5Waldor MK, Mekalanos JJ. Vibrio cholerae O 139 specific gene sequences. Lancet 1994;343:1366.
6Rudin A, Riise GC, Holmgren J. Antibody responses in the lower respiratory tract and male urogenital tract in humans after nasal and oral vaccination with cholera toxin B subunit. Infect Immun 1999;67:2884-90.
7Islam MS, Drasar BS, Sack RB. The aquatic flora and fauna as reservoirs of Vibrio cholerae: A review. J Diarrhoeal Dis Res 1994;12:87-96.
8Thungapathra M, Sharma C, Gupta N, Ghosh RK, Mukhopadhyay A, Koley H, et al. Construction of a recombinant live oral vaccine from a non-toxigenic strain of Vibrio cholerae O 1 serotype inaba biotype E1 Tor and assessment of its reactogenicity and immunogenicity in the rabbit model. Immunol Lett 1999;68:219-27.
9Drasar BS, Forrest BD. Cholera and ecology of Vibrio cholerae. London: Chapman and Hall, Academic Press; 1996.
10Sun JB, Holmgren J, Czerkinsky C. Cholera toxin B subunit: An efficient transmucosal carrier-delivery system for induction of peripheral immunological tolerance. Proc Natl Acad Sci U S A 1994;91:10795-9.
11L'hoir C, Renard A, Martial JA. Expression in Escherichia coli of two mutated genes encoding the cholera toxin B subunit. Gene 1990;89:47-52.
12Slos P, Dutot P, Reymund J, Kleinpeter P, Prozzi D, Kieny MP, et al. Production of cholera toxin B subunit in Lactobacillus. FEMS Microbiol Lett 1998;169:29-36.
13Goto N, Maeyama J, Yasuda Y, Isaka M, Matano K, Kozuka S, et al. Safety evaluation of recombinant cholera toxin B subunit produced by Bacillus brevis as a mucosal adjuvant. Vaccine 2000;18:2164-71.
14Arzanlou M, Rezaee A, Shahrokhi N, Hossini A, Yasuda Y, Tochikubo K, et al. Expression of cholera toxin B subunit in Saccharomyces cerevisiae. Ann Microbiol 2005;55:145-50.
15Haryanti T, Mariana NS, Latifah SY, Yusoff K, Raha AR. Controlled expression of cholera toxin B subunit from Vibrio cholerae in Escherichia coli. Pak J Biol Sci 2008;11:1718-22.
16Arêas AP, Oliveira ML, Ramos CR, Sbrogio-Almeida ME, Raw I, Ho PL. Synthesis of cholera toxin B subunit gene: Cloning and expression of a functional 6XHis-tagged protein in Escherichia coli. Protein Expr Purif 2002;25:481-7.
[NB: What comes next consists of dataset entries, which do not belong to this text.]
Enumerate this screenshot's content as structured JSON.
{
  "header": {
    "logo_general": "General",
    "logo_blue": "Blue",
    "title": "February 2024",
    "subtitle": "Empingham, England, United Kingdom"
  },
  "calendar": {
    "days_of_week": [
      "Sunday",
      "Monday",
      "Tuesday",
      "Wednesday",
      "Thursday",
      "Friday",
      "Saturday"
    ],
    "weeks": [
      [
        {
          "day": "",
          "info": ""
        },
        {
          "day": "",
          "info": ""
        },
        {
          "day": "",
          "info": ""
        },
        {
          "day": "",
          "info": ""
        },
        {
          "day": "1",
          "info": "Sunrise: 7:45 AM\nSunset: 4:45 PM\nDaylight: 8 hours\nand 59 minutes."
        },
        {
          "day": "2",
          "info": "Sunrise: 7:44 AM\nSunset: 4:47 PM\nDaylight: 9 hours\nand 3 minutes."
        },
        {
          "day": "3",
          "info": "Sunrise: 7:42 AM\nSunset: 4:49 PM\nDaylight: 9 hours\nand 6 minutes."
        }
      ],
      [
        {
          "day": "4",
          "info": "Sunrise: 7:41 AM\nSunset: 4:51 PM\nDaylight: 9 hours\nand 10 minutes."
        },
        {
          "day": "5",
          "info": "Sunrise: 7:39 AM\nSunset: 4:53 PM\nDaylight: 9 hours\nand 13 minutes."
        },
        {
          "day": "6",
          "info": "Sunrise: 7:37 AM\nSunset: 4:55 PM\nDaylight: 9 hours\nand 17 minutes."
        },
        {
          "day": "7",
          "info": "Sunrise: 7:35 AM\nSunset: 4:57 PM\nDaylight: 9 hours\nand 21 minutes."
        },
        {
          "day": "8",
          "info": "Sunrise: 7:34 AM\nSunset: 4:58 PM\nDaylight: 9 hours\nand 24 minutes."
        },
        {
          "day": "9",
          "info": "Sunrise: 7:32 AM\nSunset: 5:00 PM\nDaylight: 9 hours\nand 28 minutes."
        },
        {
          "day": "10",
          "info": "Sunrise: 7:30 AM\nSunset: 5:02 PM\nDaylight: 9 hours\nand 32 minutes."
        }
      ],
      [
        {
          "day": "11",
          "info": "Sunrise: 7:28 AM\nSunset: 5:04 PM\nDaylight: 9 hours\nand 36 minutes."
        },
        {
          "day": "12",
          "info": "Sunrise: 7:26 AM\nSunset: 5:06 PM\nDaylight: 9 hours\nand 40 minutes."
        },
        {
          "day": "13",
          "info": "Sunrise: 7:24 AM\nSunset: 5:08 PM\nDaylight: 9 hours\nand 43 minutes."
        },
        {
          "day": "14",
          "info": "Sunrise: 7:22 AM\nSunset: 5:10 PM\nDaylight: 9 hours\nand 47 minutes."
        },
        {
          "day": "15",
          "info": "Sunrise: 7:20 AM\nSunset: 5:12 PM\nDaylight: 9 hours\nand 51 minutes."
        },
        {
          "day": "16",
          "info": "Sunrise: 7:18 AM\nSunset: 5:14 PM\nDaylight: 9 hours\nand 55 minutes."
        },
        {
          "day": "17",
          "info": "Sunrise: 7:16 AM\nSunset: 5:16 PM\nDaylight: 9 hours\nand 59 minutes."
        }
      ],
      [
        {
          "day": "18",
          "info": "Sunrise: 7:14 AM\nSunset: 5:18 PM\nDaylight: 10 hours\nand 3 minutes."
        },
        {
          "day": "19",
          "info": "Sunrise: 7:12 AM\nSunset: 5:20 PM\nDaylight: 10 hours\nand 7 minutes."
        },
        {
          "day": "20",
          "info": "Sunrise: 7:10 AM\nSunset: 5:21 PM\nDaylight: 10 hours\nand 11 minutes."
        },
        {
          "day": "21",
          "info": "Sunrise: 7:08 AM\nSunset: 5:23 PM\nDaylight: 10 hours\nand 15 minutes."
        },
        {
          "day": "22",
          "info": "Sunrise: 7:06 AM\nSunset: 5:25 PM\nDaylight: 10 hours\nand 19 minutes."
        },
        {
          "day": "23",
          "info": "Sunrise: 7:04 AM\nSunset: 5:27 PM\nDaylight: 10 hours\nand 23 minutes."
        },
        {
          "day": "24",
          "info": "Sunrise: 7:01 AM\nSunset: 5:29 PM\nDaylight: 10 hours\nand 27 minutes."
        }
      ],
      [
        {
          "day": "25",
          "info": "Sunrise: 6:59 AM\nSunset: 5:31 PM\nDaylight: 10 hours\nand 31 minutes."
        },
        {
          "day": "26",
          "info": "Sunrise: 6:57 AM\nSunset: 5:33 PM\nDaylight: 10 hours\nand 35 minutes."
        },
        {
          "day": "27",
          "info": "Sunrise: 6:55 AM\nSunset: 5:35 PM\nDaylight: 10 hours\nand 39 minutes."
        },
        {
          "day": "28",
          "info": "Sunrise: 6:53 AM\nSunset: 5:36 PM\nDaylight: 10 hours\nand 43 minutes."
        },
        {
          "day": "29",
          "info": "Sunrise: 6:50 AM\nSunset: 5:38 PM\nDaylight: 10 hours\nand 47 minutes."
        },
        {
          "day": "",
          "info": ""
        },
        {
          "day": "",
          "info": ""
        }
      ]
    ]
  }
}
17Constantine NT, Bansal J, Zhang X, Hyams KC, Hayes C. Enhanced chemiluminescence as a means of increasing the sensitivity of western blot assays for HIV antibody. J Virol Methods 1994;47:153-64.